Data about app and page elements
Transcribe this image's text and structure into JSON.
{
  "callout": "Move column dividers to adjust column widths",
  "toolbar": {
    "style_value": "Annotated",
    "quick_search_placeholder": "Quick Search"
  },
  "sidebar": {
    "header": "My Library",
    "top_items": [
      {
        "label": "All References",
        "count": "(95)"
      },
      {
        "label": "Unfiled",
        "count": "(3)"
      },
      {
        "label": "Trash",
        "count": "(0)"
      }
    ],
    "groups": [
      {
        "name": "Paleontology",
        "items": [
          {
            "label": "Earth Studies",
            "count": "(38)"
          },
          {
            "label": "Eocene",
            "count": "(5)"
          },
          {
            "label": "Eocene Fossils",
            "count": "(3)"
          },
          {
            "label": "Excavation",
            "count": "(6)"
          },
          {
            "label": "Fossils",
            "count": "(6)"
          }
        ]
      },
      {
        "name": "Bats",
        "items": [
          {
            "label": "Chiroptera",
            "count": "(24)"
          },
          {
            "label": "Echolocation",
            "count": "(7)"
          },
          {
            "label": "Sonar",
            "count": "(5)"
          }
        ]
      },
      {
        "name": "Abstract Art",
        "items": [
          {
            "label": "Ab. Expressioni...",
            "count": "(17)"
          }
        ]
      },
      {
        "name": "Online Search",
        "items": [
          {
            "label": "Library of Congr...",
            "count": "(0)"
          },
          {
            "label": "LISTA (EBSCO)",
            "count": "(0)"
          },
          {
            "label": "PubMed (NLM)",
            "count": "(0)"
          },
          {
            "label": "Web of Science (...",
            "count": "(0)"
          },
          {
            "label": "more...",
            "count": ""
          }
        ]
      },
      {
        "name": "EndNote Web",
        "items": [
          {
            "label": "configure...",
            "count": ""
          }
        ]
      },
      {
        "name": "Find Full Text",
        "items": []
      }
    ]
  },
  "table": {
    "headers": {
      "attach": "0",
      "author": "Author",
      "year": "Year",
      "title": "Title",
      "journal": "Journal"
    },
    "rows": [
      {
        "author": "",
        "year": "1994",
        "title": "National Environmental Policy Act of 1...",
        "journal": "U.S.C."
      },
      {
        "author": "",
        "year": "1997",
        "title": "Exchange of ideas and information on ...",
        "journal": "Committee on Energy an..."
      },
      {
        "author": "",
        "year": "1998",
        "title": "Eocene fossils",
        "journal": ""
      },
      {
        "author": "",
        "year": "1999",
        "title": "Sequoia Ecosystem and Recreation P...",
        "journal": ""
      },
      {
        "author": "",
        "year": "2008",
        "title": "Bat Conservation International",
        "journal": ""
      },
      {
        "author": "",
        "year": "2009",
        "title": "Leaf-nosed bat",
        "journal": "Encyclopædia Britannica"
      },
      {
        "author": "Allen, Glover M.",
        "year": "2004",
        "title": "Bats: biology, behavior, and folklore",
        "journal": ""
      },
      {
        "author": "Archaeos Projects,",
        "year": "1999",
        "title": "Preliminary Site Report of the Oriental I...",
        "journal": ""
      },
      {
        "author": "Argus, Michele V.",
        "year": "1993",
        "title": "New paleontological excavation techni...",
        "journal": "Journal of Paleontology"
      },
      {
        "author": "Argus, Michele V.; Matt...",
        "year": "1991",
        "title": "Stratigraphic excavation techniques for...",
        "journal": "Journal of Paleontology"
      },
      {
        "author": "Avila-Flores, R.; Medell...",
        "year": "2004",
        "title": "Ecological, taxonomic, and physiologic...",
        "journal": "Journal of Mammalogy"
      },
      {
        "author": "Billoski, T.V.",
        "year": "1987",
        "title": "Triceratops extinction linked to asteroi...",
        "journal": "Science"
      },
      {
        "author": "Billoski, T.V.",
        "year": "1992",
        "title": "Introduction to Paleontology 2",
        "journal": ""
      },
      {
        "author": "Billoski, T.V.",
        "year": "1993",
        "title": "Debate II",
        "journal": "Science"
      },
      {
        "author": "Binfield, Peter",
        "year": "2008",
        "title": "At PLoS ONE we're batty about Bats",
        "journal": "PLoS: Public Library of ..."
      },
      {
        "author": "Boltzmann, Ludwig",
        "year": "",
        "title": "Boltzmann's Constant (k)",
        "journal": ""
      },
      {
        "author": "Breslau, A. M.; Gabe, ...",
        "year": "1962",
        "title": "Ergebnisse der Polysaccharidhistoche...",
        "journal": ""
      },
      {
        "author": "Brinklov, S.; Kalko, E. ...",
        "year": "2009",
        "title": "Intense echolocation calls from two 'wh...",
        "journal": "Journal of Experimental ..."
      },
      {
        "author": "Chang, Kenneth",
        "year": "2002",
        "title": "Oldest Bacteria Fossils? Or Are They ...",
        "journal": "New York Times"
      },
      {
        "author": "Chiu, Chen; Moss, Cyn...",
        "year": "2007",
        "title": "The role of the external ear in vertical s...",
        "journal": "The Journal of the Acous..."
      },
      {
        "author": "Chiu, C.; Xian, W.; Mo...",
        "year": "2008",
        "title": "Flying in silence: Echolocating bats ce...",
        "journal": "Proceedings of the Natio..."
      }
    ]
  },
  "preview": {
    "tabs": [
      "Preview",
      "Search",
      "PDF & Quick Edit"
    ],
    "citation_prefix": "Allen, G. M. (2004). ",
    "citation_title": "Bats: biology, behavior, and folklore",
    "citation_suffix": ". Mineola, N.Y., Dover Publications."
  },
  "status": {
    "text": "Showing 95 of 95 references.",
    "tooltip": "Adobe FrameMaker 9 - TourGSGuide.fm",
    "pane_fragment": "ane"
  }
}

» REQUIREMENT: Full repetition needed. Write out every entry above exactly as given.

» TASK ANSWER:
Transcribe this image's text and structure into JSON.
{
  "callout": "Move column dividers to adjust column widths",
  "toolbar": {
    "style_value": "Annotated",
    "quick_search_placeholder": "Quick Search"
  },
  "sidebar": {
    "header": "My Library",
    "top_items": [
      {
        "label": "All References",
        "count": "(95)"
      },
      {
        "label": "Unfiled",
        "count": "(3)"
      },
      {
        "label": "Trash",
        "count": "(0)"
      }
    ],
    "groups": [
      {
        "name": "Paleontology",
        "items": [
          {
            "label": "Earth Studies",
            "count": "(38)"
          },
          {
            "label": "Eocene",
            "count": "(5)"
          },
          {
            "label": "Eocene Fossils",
            "count": "(3)"
          },
          {
            "label": "Excavation",
            "count": "(6)"
          },
          {
            "label": "Fossils",
            "count": "(6)"
          }
        ]
      },
      {
        "name": "Bats",
        "items": [
          {
            "label": "Chiroptera",
            "count": "(24)"
          },
          {
            "label": "Echolocation",
            "count": "(7)"
          },
          {
            "label": "Sonar",
            "count": "(5)"
          }
        ]
      },
      {
        "name": "Abstract Art",
        "items": [
          {
            "label": "Ab. Expressioni...",
            "count": "(17)"
          }
        ]
      },
      {
        "name": "Online Search",
        "items": [
          {
            "label": "Library of Congr...",
            "count": "(0)"
          },
          {
            "label": "LISTA (EBSCO)",
            "count": "(0)"
          },
          {
            "label": "PubMed (NLM)",
            "count": "(0)"
          },
          {
            "label": "Web of Science (...",
            "count": "(0)"
          },
          {
            "label": "more...",
            "count": ""
          }
        ]
      },
      {
        "name": "EndNote Web",
        "items": [
          {
            "label": "configure...",
            "count": ""
          }
        ]
      },
      {
        "name": "Find Full Text",
        "items": []
      }
    ]
  },
  "table": {
    "headers": {
      "attach": "0",
      "author": "Author",
      "year": "Year",
      "title": "Title",
      "journal": "Journal"
    },
    "rows": [
      {
        "author": "",
        "year": "1994",
        "title": "National Environmental Policy Act of 1...",
        "journal": "U.S.C."
      },
      {
        "author": "",
        "year": "1997",
        "title": "Exchange of ideas and information on ...",
        "journal": "Committee on Energy an..."
      },
      {
        "author": "",
        "year": "1998",
        "title": "Eocene fossils",
        "journal": ""
      },
      {
        "author": "",
        "year": "1999",
        "title": "Sequoia Ecosystem and Recreation P...",
        "journal": ""
      },
      {
        "author": "",
        "year": "2008",
        "title": "Bat Conservation International",
        "journal": ""
      },
      {
        "author": "",
        "year": "2009",
        "title": "Leaf-nosed bat",
        "journal": "Encyclopædia Britannica"
      },
      {
        "author": "Allen, Glover M.",
        "year": "2004",
        "title": "Bats: biology, behavior, and folklore",
        "journal": ""
      },
      {
        "author": "Archaeos Projects,",
        "year": "1999",
        "title": "Preliminary Site Report of the Oriental I...",
        "journal": ""
      },
      {
        "author": "Argus, Michele V.",
        "year": "1993",
        "title": "New paleontological excavation techni...",
        "journal": "Journal of Paleontology"
      },
      {
        "author": "Argus, Michele V.; Matt...",
        "year": "1991",
        "title": "Stratigraphic excavation techniques for...",
        "journal": "Journal of Paleontology"
      },
      {
        "author": "Avila-Flores, R.; Medell...",
        "year": "2004",
        "title": "Ecological, taxonomic, and physiologic...",
        "journal": "Journal of Mammalogy"
      },
      {
        "author": "Billoski, T.V.",
        "year": "1987",
        "title": "Triceratops extinction linked to asteroi...",
        "journal": "Science"
      },
      {
        "author": "Billoski, T.V.",
        "year": "1992",
        "title": "Introduction to Paleontology 2",
        "journal": ""
      },
      {
        "author": "Billoski, T.V.",
        "year": "1993",
        "title": "Debate II",
        "journal": "Science"
      },
      {
        "author": "Binfield, Peter",
        "year": "2008",
        "title": "At PLoS ONE we're batty about Bats",
        "journal": "PLoS: Public Library of ..."
      },
      {
        "author": "Boltzmann, Ludwig",
        "year": "",
        "title": "Boltzmann's Constant (k)",
        "journal": ""
      },
      {
        "author": "Breslau, A. M.; Gabe, ...",
        "year": "1962",
        "title": "Ergebnisse der Polysaccharidhistoche...",
        "journal": ""
      },
      {
        "author": "Brinklov, S.; Kalko, E. ...",
        "year": "2009",
        "title": "Intense echolocation calls from two 'wh...",
        "journal": "Journal of Experimental ..."
      },
      {
        "author": "Chang, Kenneth",
        "year": "2002",
        "title": "Oldest Bacteria Fossils? Or Are They ...",
        "journal": "New York Times"
      },
      {
        "author": "Chiu, Chen; Moss, Cyn...",
        "year": "2007",
        "title": "The role of the external ear in vertical s...",
        "journal": "The Journal of the Acous..."
      },
      {
        "author": "Chiu, C.; Xian, W.; Mo...",
        "year": "2008",
        "title": "Flying in silence: Echolocating bats ce...",
        "journal": "Proceedings of the Natio..."
      }
    ]
  },
  "preview": {
    "tabs": [
      "Preview",
      "Search",
      "PDF & Quick Edit"
    ],
    "citation_prefix": "Allen, G. M. (2004). ",
    "citation_title": "Bats: biology, behavior, and folklore",
    "citation_suffix": ". Mineola, N.Y., Dover Publications."
  },
  "status": {
    "text": "Showing 95 of 95 references.",
    "tooltip": "Adobe FrameMaker 9 - TourGSGuide.fm",
    "pane_fragment": "ane"
  }
}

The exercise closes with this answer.